Analysis by social mobility charity The Sutton Trust showed the unnamed eight schools sent 1,310 pupils to Oxford and Cambridge universities between 2015 and 2017, while 2,894 other institutions sent just 1,220 students combined.

The report, entitled Access to Advantage, also found 42 per cent of Oxbridge places go to independent school students, even though just seven per cent of the population attend a private school.

The Sutton Trust said high levels of additional, specialist support at independent schools could explain the disparity and called for action to correct the 'patchwork of higher education guidance and support'.

Founder Sir Peter Lampl said: "All young people, regardless of what area they grow up in, or what school they go to, should have access to high-quality personal guidance that allows them to make the best informed choices about their future.

"The admissions process also needs to change. We have made the case for giving poorer students a break through contextual admissions, but we also need universities to make it clear what grades these students need to access courses."

Access to Advantage also found independent school pupils are seven times more likely to gain a place at Oxford or Cambridge compared to those in non-selective state schools, and more than twice as likely to take a place at Russell Group institutions.

The Russell Group represents 24 leading UK universities, including Oxford and Cambridge.

The report also discovered 21 per cent of higher education applications from independent schools are for Oxford or Cambridge, compared to just five per cent at comprehensive schools and four per cent at sixth form colleges.

Meanwhile, almost 23 per cent of students in independent schools in the top fifth of schools for exam results applied to Oxbridge, compared to only 11 per cent of students in comprehensives in the same high-achieving group of schools.

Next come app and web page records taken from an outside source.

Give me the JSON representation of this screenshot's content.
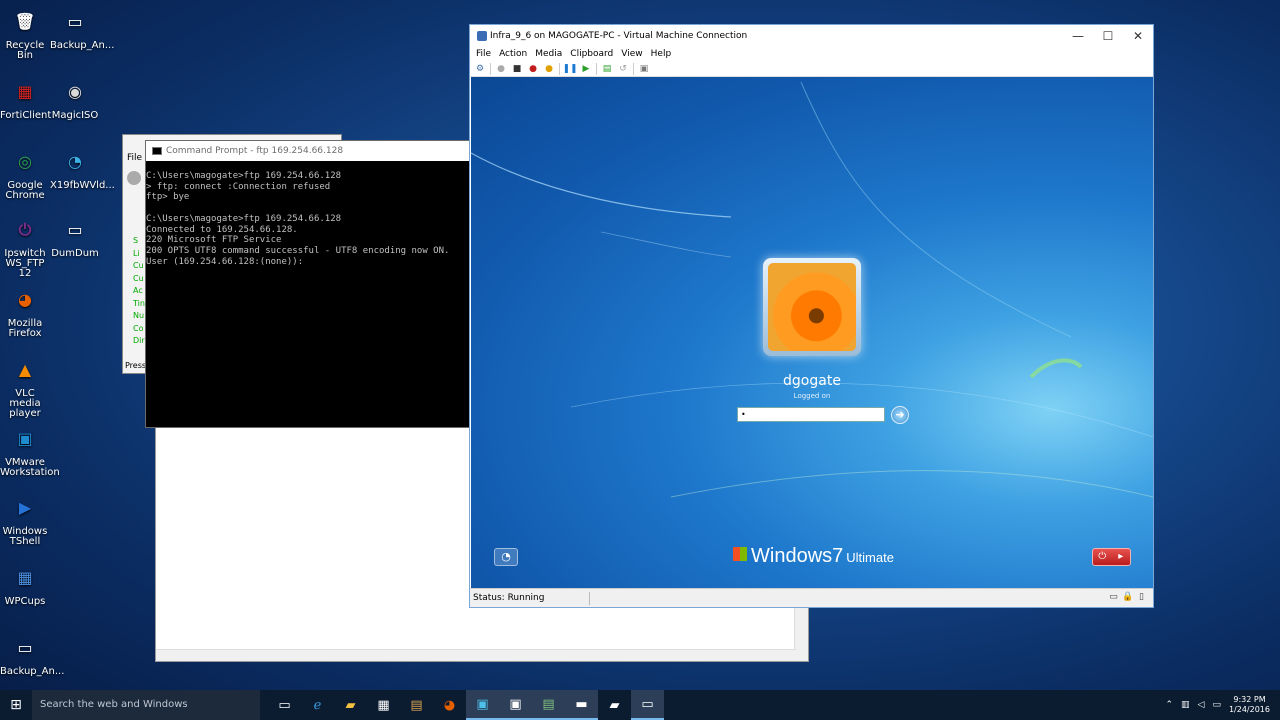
{
  "desktop_icons": [
    {
      "label": "Recycle Bin",
      "glyph": "🗑",
      "color": "#ffffff"
    },
    {
      "label": "Backup_An...",
      "glyph": "▭",
      "color": "#ffffff"
    },
    {
      "label": "FortiClient",
      "glyph": "▦",
      "color": "#d3221f"
    },
    {
      "label": "MagicISO",
      "glyph": "◉",
      "color": "#d9d9d9"
    },
    {
      "label": "Google Chrome",
      "glyph": "◎",
      "color": "#2fa44f"
    },
    {
      "label": "X19fbWVld...",
      "glyph": "◔",
      "color": "#3bb0e6"
    },
    {
      "label": "Ipswitch WS_FTP 12",
      "glyph": "⏻",
      "color": "#7b2d8e"
    },
    {
      "label": "DumDum",
      "glyph": "▭",
      "color": "#ffffff"
    },
    {
      "label": "Mozilla Firefox",
      "glyph": "◕",
      "color": "#e66000"
    },
    {
      "label": "VLC media player",
      "glyph": "▲",
      "color": "#f48b00"
    },
    {
      "label": "VMware Workstation",
      "glyph": "▣",
      "color": "#1f8ccf"
    },
    {
      "label": "Windows TShell",
      "glyph": "▶",
      "color": "#2673d8"
    },
    {
      "label": "WPCups",
      "glyph": "▦",
      "color": "#4a8fe0"
    },
    {
      "label": "Backup_An...",
      "glyph": "▭",
      "color": "#ffffff"
    }
  ],
  "bg_ftp": {
    "menu_label": "File",
    "side_letters": [
      "S",
      "Li",
      "Cu",
      "Cu",
      "Ac",
      "Tin",
      "Nu",
      "Co",
      "Dir"
    ],
    "press_label": "Press"
  },
  "cmd": {
    "title": "Command Prompt - ftp  169.254.66.128",
    "lines": "C:\\Users\\magogate>ftp 169.254.66.128\n> ftp: connect :Connection refused\nftp> bye\n\nC:\\Users\\magogate>ftp 169.254.66.128\nConnected to 169.254.66.128.\n220 Microsoft FTP Service\n200 OPTS UTF8 command successful - UTF8 encoding now ON.\nUser (169.254.66.128:(none)):"
  },
  "vm": {
    "title": "Infra_9_6 on MAGOGATE-PC - Virtual Machine Connection",
    "menu": [
      "File",
      "Action",
      "Media",
      "Clipboard",
      "View",
      "Help"
    ],
    "username": "dgogate",
    "logged_on": "Logged on",
    "password_value": "•",
    "brand": "Windows",
    "brand_version": "7",
    "brand_edition": "Ultimate",
    "status": "Status: Running"
  },
  "taskbar": {
    "search_placeholder": "Search the web and Windows",
    "time": "9:32 PM",
    "date": "1/24/2016"
  }
}
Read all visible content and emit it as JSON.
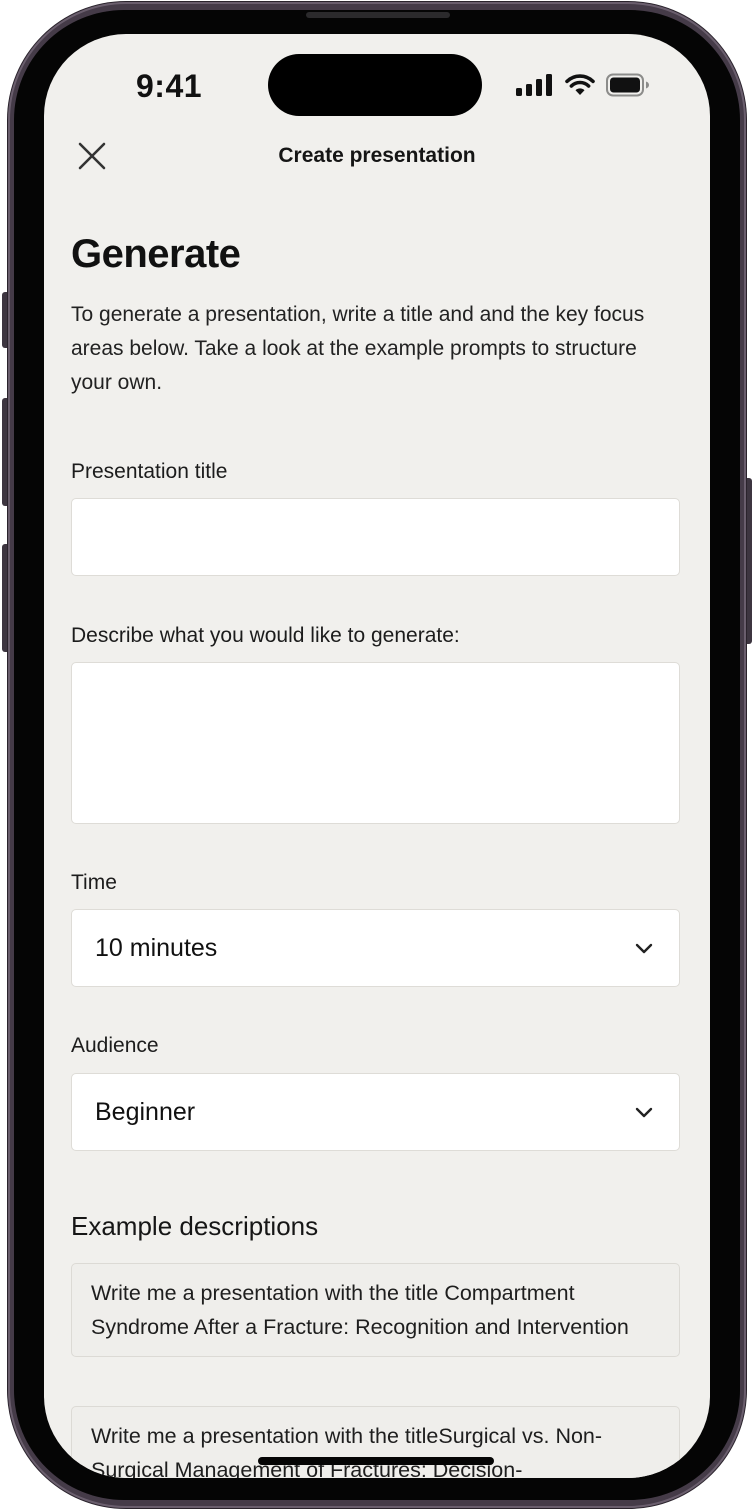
{
  "status_bar": {
    "time": "9:41",
    "icons": [
      "cellular-signal-icon",
      "wifi-icon",
      "battery-icon"
    ]
  },
  "header": {
    "title": "Create presentation",
    "close_icon": "close-icon"
  },
  "page": {
    "heading": "Generate",
    "intro": "To generate a presentation, write a title and and the key focus areas below. Take a look at the example prompts to structure your own."
  },
  "form": {
    "title_label": "Presentation title",
    "title_value": "",
    "description_label": "Describe what you would like to generate:",
    "description_value": "",
    "time_label": "Time",
    "time_value": "10 minutes",
    "audience_label": "Audience",
    "audience_value": "Beginner"
  },
  "examples": {
    "title": "Example descriptions",
    "items": [
      "Write me a presentation with the title Compartment Syndrome After a Fracture: Recognition and Intervention",
      "Write me a presentation with the titleSurgical vs. Non-Surgical Management of Fractures: Decision-"
    ]
  },
  "colors": {
    "background": "#f1f0ed",
    "field_background": "#ffffff",
    "frame": "#453b48"
  }
}
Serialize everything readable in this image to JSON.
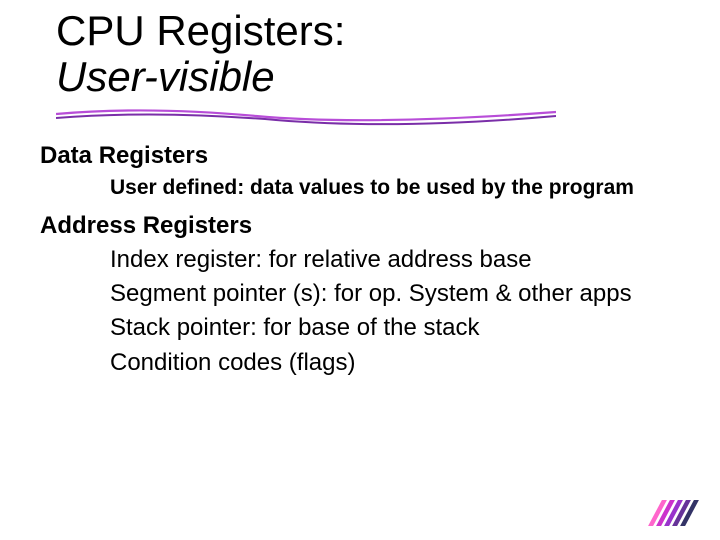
{
  "title": {
    "main": "CPU Registers:",
    "sub": "User-visible"
  },
  "sections": {
    "data_registers": {
      "heading": "Data Registers",
      "item": "User defined:  data values to be used by the program"
    },
    "address_registers": {
      "heading": "Address Registers",
      "items": [
        "Index register:  for relative address base",
        "Segment pointer (s):  for op. System & other apps",
        "Stack pointer:  for base of the stack",
        "Condition codes (flags)"
      ]
    }
  },
  "decor": {
    "slash_colors": [
      "#ff66cc",
      "#cc33cc",
      "#9933cc",
      "#663399",
      "#333366"
    ]
  }
}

The study also found around six per cent of applicants from the South East, South West, London and east of England went to Oxbridge, while only three to four per cent of those from the North or the Midlands got in.

Several parts of the country had two or fewer acceptances to Oxbridge from state non-selective schools across the three years.

The Russell Group said it was working hard to improve social mobility.

Chief executive Dr Tim Bradshaw said: "Russell Group universities believe strongly in the transformative power of higher education.

"We want to recruit students with potential and drive, regardless of background.

"There has been progress in recent years but today's research underlines that this remains a big challenge.

"The root causes of under-representation are complex and solving them is a shared social mission, bringing together universities, schools, families and the Government."